Tuesday, 12 August 2014

A thought-provoking prop failure ...

I took Raasay away for three weeks in July - down the canal and than back to Findhorn via the north coast.

I'll post a bit more on this later - there are pictures on flickr at:


But they are a bit disorganised.

I had one very unpleasant experience which cost me two or three days and some lost sleep.

I came into Stornoway harbour on the afternoon of Sunday the 19th and tied up at the new floating dock.  I then had to move the boat to get nearer to a shore power point, as I inteded to stay for a day or two.

Just as I dropped the shore lines, I realised that I wasn't getting any thrust.  At first I thought it was something to do with the throttle/gearshift linkage and I spent a frantic few seconds trying to get it to engage as the boat drifted towards other moored vessels.

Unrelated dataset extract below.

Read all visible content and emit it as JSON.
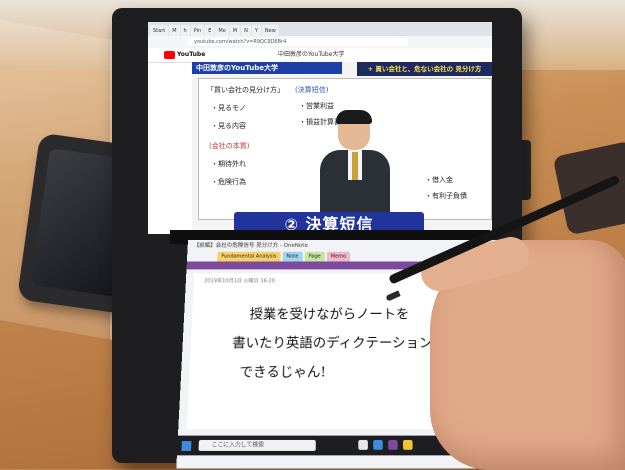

After a fairly gentle, and fortunately harmless, collision with one of these the harbour watch man took my stern line and helped me to get tied up again.

When I checked the machinery, I found that the gearshift was fine, and that the prop shaft was turning, but that the propellor was no longer locked to the shaft.  I secured it with a line (in case it was about to fall off), and decided to hunt down some professional advice the following morning.

In fact, I was overwhelmed with help and advice - both from other boat owners and from a local marine engineer who provided his services at a very reasonable rate.  With their help, I was able to move Raasay to a place she could dry out, and also get the problem fixed.

What was frightening and dispiriting was why it had happened in the first place.  When I removed the prop, I found that it had been fitted very badly.  In fact, the fitting was criminally negligent, given the possible consequences.

Removing and inspecting the propellor for internal corrosion (it's a J-Prop) was one of the things required by the surveyor who looked at the boat when I bought it.  It was one of a list of things which were divided up between myself and the previous owner, and was to be for his account.

He had asked a reputable boatyard for a quote for the whole list, but was concerned that the prices seemed very high, and asked me whether I would mind him getting alternative quotes for some pieces of work.  I said I had no objection, so long as he used reputable contractors.

As it turns out, I was a good deal too trusting.  Perhaps he was as well.  I have written to him about the incident, however, and also sent some reminders.  I have not yet had a reply.

Here is how the propellor was replaced:

Instead of lapping the prop to the shaft withe grinding paste, the fitter marked the shaft taper with some hard object - perhaps a hammer - to try to get the prop to engage with it.  This is the result:

Then, instead of fitting a proper key, the fitter used what I think was a old brass bolt, filed roughly square, to fit in the key slot.  The tin had corroded out of this, leaving a copper sponge which finally failed.  This is what I removed from the keyways in the prop shaft and the propellor:

A strange aspect of this procedure is that it must have taken at least as long as doing the job properly.

The engineer who helped me out in Stornoway was Tony Morrison, of Malcolm Mackenzie & Co.  He visted the boat on a number of occasions over the day or two I was working on it, made a new bronze key, helped me to fit the prop, and drilled and re-tapped part of the pitch adjusting mechanism when a sheared stainless steel bolt nearly broke my heart during the final stages of reassembly ...

I re-lapped the shaft as well as I could, with his help.  We managed to get a good 75% contact, but the real solution will involve removing it and re-making the taper on a lathe.  As well as lapping and a new key, a lot of loctite was applied ...

I have asked the owner who did the work.  I will also check through my whole e-mail correspondence with him to find out if I already have this information - I haven't found it so far.  Once I can confirm this, I will publish it here.

I can think of a number of occasions since I've had the boat when this failure could have been catastrophic, and could easily have led to loss of life.  If the person who did this work has been doing work of this standard for any length of time, it seems highly likely that it has already caused fatalities.

Even if it had failed without causing immediate danger, it might have been very expensive and time-consuming to fix.  Rum harbour would have been tricky, for instance.  Or when I was anchored at the top of Loch Shell, with no phone signal, out of range of the Coastguard VHF antennae, and out of sight of any road ...

I was extremely lucky that this happened in Stornoway harbour, in calm conditions, and within reach of help and expertise.  My most sincere thanks to all those who helped me out.

No comments:

Post a Comment